We continue our series on documentary film in January with a bizarre tale of murder in small-town America. Dave Jannetta’s film “Love and Terror on the Howling Plains of Nowhere” explores the mysterious and grisly death of a brilliant but aloof mathematician at the local college in quaint Chadron, Nebraska. The offbeat film is part character study, part tragicomedy, and it’s told through the eyes of writer Poe Ballantine, who wrote a memoir about the case. He and Jannetta will join us Monday.

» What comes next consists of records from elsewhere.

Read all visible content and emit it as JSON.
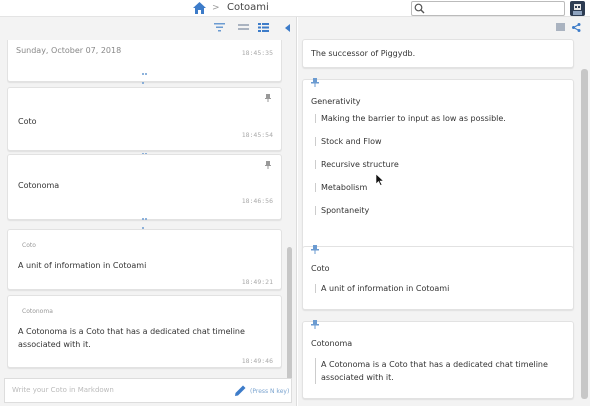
{
  "header": {
    "title": "Cotoami",
    "separator": ">",
    "search": {
      "value": "",
      "placeholder": ""
    }
  },
  "timeline": {
    "date_header": "Sunday, October 07, 2018",
    "posts": [
      {
        "text": "",
        "timestamp": "18:45:35"
      },
      {
        "text": "Coto",
        "timestamp": "18:45:54"
      },
      {
        "text": "Cotonoma",
        "timestamp": "18:46:56"
      },
      {
        "source": "Coto",
        "text": "A unit of information in Cotoami",
        "timestamp": "18:49:21"
      },
      {
        "source": "Cotonoma",
        "text": "A Cotonoma is a Coto that has a dedicated chat timeline associated with it.",
        "timestamp": "18:49:46"
      }
    ],
    "input": {
      "placeholder": "Write your Coto in Markdown",
      "hint": "(Press N key)"
    }
  },
  "pinned": {
    "cards": [
      {
        "title": "The successor of Piggydb.",
        "items": []
      },
      {
        "title": "Generativity",
        "items": [
          "Making the barrier to input as low as possible.",
          "Stock and Flow",
          "Recursive structure",
          "Metabolism",
          "Spontaneity"
        ]
      },
      {
        "title": "Coto",
        "items": [
          "A unit of information in Cotoami"
        ]
      },
      {
        "title": "Cotonoma",
        "items": [
          "A Cotonoma is a Coto that has a dedicated chat timeline associated with it."
        ]
      }
    ]
  },
  "colors": {
    "accent": "#3d7cc9",
    "dots": "#6b9bd1",
    "panel_bg": "#f3f3f3"
  },
  "icons": [
    "home-icon",
    "search-icon",
    "filter-icon",
    "list-view-icon",
    "grid-view-icon",
    "collapse-left-icon",
    "pin-icon",
    "share-icon",
    "pencil-icon",
    "more-dots-icon"
  ]
}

Tuesday, it’s a special holiday edition of our Through the Lens series about documentary film. Humbugs may sneer, but filmmaker Mitchell Kezin is obsessed with Christmas music, and he isn’t alone. In his new film JINGLE BELL ROCKS! Kezin hits the road to document the vibrant subculture of holiday music fanatics and the yuletide tunes they love. He’ll join us to talk about his pop-culture pilgrimage and introduce us to the motley crew of merry misfits that’s reinventing the seasonal soundtrack.

Jason DaSilva was 25 when he was diagnosed with multiple sclerosis. As a filmmaker, he eventually decided to try and make sense of the disease through his art form. So, he set out to capture what he calls the transformative experience of becoming disabled. DaSilva let the camera run as he dealt with his loss of vision, muscle control, and many other complications. Next week, we’re screening When I Walk as part of the Through the Lens documentary series. Wednesday, DaSilva joins us to talk about it.

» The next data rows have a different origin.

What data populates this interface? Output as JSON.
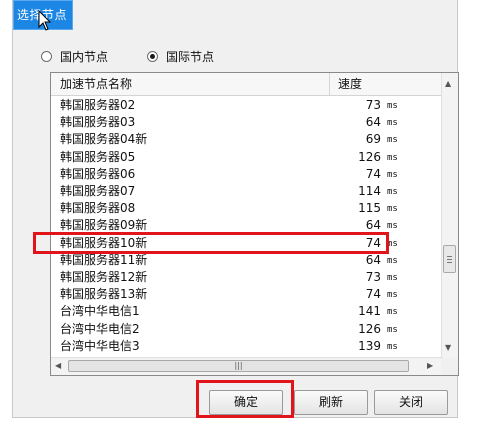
{
  "dialog": {
    "title": "选择节点"
  },
  "node_type": {
    "options": [
      {
        "label": "国内节点",
        "checked": false
      },
      {
        "label": "国际节点",
        "checked": true
      }
    ]
  },
  "server_list": {
    "columns": {
      "name": "加速节点名称",
      "speed": "速度"
    },
    "rows": [
      {
        "name": "韩国服务器02",
        "speed": "73",
        "unit": "ms"
      },
      {
        "name": "韩国服务器03",
        "speed": "64",
        "unit": "ms"
      },
      {
        "name": "韩国服务器04新",
        "speed": "69",
        "unit": "ms"
      },
      {
        "name": "韩国服务器05",
        "speed": "126",
        "unit": "ms"
      },
      {
        "name": "韩国服务器06",
        "speed": "74",
        "unit": "ms"
      },
      {
        "name": "韩国服务器07",
        "speed": "114",
        "unit": "ms"
      },
      {
        "name": "韩国服务器08",
        "speed": "115",
        "unit": "ms"
      },
      {
        "name": "韩国服务器09新",
        "speed": "64",
        "unit": "ms"
      },
      {
        "name": "韩国服务器10新",
        "speed": "74",
        "unit": "ms"
      },
      {
        "name": "韩国服务器11新",
        "speed": "64",
        "unit": "ms"
      },
      {
        "name": "韩国服务器12新",
        "speed": "73",
        "unit": "ms"
      },
      {
        "name": "韩国服务器13新",
        "speed": "74",
        "unit": "ms"
      },
      {
        "name": "台湾中华电信1",
        "speed": "141",
        "unit": "ms"
      },
      {
        "name": "台湾中华电信2",
        "speed": "126",
        "unit": "ms"
      },
      {
        "name": "台湾中华电信3",
        "speed": "139",
        "unit": "ms"
      }
    ]
  },
  "buttons": {
    "ok": "确定",
    "refresh": "刷新",
    "close": "关闭"
  },
  "colors": {
    "titlebar": "#1c86e4",
    "annotation": "#e1141b"
  }
}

The next film in our Through the Lens is called This Ain't No Mouse Music. It profiles Chris Strachwitz, a modern-day Alan Lomax who fell in love with American roots music soon after immigrating to the U.S. from Germany in the '40s. He founded a record label that released albums of the blues, Mexican norteño, zydeco, Hillbilly country—basically any authentic, rootsy music that caught his ear. Strachwitz joins us Thursday with filmmakers Maureen Gosling and Chris Simon to talk about his love affair with music rooted in America’s heartland.

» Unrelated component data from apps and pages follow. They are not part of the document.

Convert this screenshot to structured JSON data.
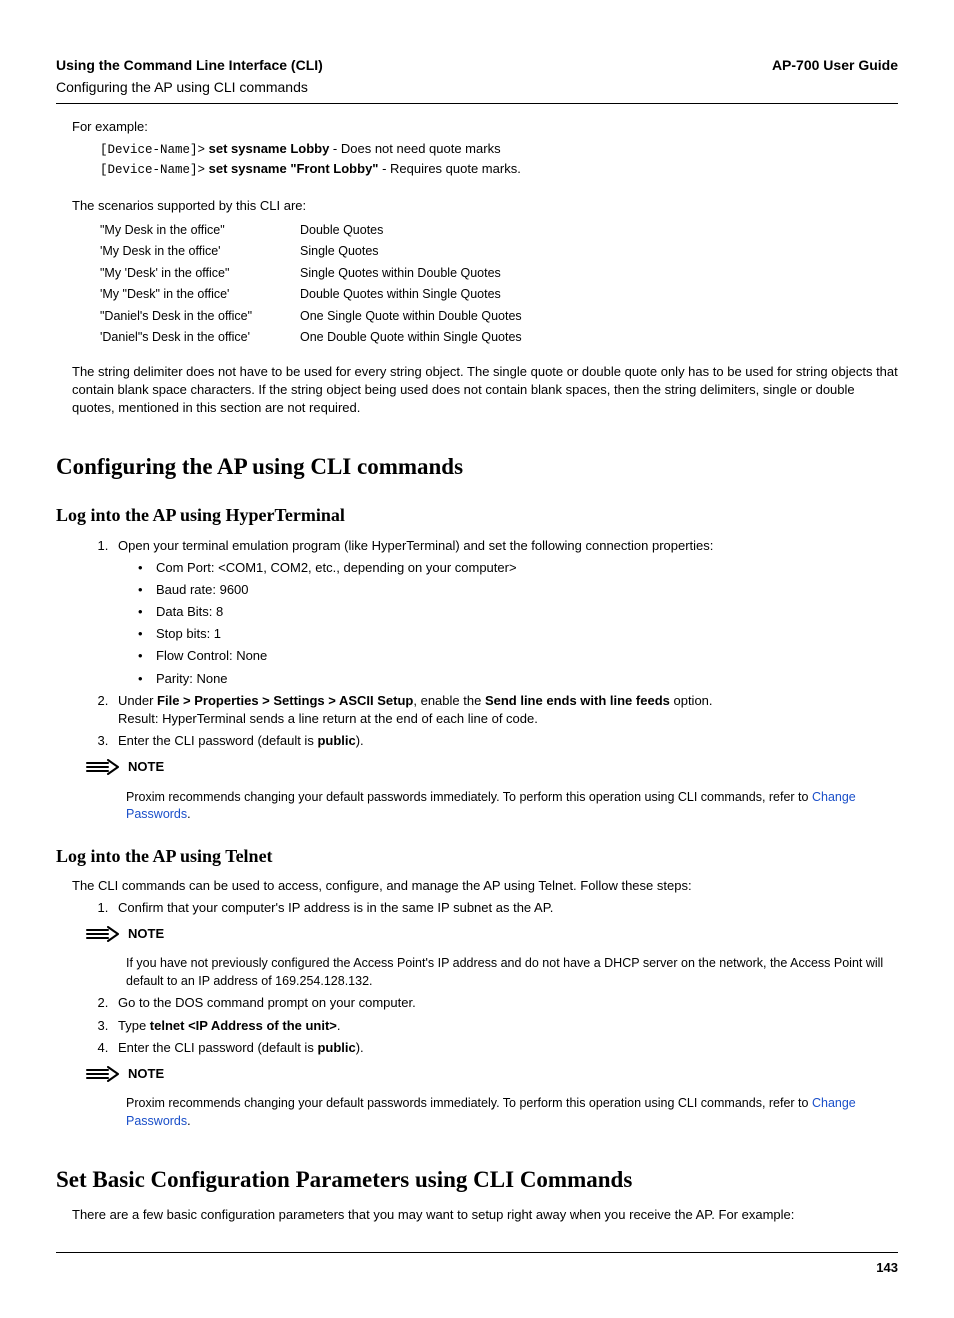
{
  "header": {
    "left": "Using the Command Line Interface (CLI)",
    "right": "AP-700 User Guide",
    "sub": "Configuring the AP using CLI commands"
  },
  "intro": {
    "for_example": "For example:",
    "ex1_prompt": "[Device-Name]>",
    "ex1_cmd": "set sysname Lobby",
    "ex1_desc": " - Does not need quote marks",
    "ex2_prompt": "[Device-Name]>",
    "ex2_cmd": "set sysname \"Front Lobby\"",
    "ex2_desc": " - Requires quote marks.",
    "scenarios_lead": "The scenarios supported by this CLI are:"
  },
  "quotes": [
    {
      "c1": "\"My Desk in the office\"",
      "c2": "Double Quotes"
    },
    {
      "c1": "'My Desk in the office'",
      "c2": "Single Quotes"
    },
    {
      "c1": "\"My 'Desk' in the office\"",
      "c2": "Single Quotes within Double Quotes"
    },
    {
      "c1": "'My \"Desk\" in the office'",
      "c2": "Double Quotes within Single Quotes"
    },
    {
      "c1": "\"Daniel's Desk in the office\"",
      "c2": "One Single Quote within Double Quotes"
    },
    {
      "c1": "'Daniel\"s Desk in the office'",
      "c2": "One Double Quote within Single Quotes"
    }
  ],
  "delimiter_para": "The string delimiter does not have to be used for every string object. The single quote or double quote only has to be used for string objects that contain blank space characters. If the string object being used does not contain blank spaces, then the string delimiters, single or double quotes, mentioned in this section are not required.",
  "h1_config": "Configuring the AP using CLI commands",
  "h2_hyper": "Log into the AP using HyperTerminal",
  "hyper": {
    "step1": "Open your terminal emulation program (like HyperTerminal) and set the following connection properties:",
    "bullets": [
      "Com Port: <COM1, COM2, etc., depending on your computer>",
      "Baud rate: 9600",
      "Data Bits: 8",
      "Stop bits: 1",
      "Flow Control: None",
      "Parity: None"
    ],
    "step2_a": "Under ",
    "step2_b": "File > Properties > Settings > ASCII Setup",
    "step2_c": ", enable the ",
    "step2_d": "Send line ends with line feeds",
    "step2_e": " option.",
    "step2_result": "Result: HyperTerminal sends a line return at the end of each line of code.",
    "step3_a": "Enter the CLI password (default is ",
    "step3_b": "public",
    "step3_c": ")."
  },
  "note_label": "NOTE",
  "note1_a": "Proxim recommends changing your default passwords immediately. To perform this operation using CLI commands, refer to ",
  "note1_link": "Change Passwords",
  "note1_b": ".",
  "h2_telnet": "Log into the AP using Telnet",
  "telnet": {
    "intro": "The CLI commands can be used to access, configure, and manage the AP using Telnet. Follow these steps:",
    "step1": "Confirm that your computer's IP address is in the same IP subnet as the AP."
  },
  "note2": "If you have not previously configured the Access Point's IP address and do not have a DHCP server on the network, the Access Point will default to an IP address of 169.254.128.132.",
  "telnet2": {
    "step2": "Go to the DOS command prompt on your computer.",
    "step3_a": "Type ",
    "step3_b": "telnet <IP Address of the unit>",
    "step3_c": ".",
    "step4_a": "Enter the CLI password (default is ",
    "step4_b": "public",
    "step4_c": ")."
  },
  "note3_a": "Proxim recommends changing your default passwords immediately. To perform this operation using CLI commands, refer to ",
  "note3_link": "Change Passwords",
  "note3_b": ".",
  "h1_basic": "Set Basic Configuration Parameters using CLI Commands",
  "basic_para": "There are a few basic configuration parameters that you may want to setup right away when you receive the AP. For example:",
  "page_num": "143"
}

Dan Krauss

On Wednesday, September 3, RadioWest and the Utah Film Center present the next documentary in their Through the Lens film series. The Kill Team tells the story of Specialist Adam Winfield, a 21-year-old infantryman in Afghanistan who attempted to alert the military to heinous war crimes his platoon was committing. With access to the key individuals involved in the case—including Adam, his parents, and his startlingly candid compatriots—this film is an intimate look at the personal stories often lost inside broader war coverage.


In 2009, four men from a poor New York town were arrested for trying to bomb a pair of synagogues. In the months leading up to their apprehension, the men were befriended by Shahed Hussain, an F.B.I. informant. The attorneys for the "Newburgh Four" thought they had a clear-cut case of entrapment, but the men received lengthy prison sentences.  A new film dissects their story and sheds light on the F.B.I.'s pattern of targeting Muslims in depressed communities and luring them into committing terrorist acts. Filmmaker David Heilbroner joins us Monday to discuss his film. It's called The Newburgh Sting.

Wednesday we continue our Through the Lens series with “Art and Craft,” an intriguing film about a beguiling man. Mark Landis is soft-spoken, slight of frame and long on talent. His artwork has appeared in museums across America, but really, they’re not his. Landis is an art forger and a self-styled philanthropist who donates his fakes to institutions. The filmmakers Sam Cullman and Jennifer Grausman join Doug to discuss their film about Landis, his enigmatic past, and the people he’s duped.

Pages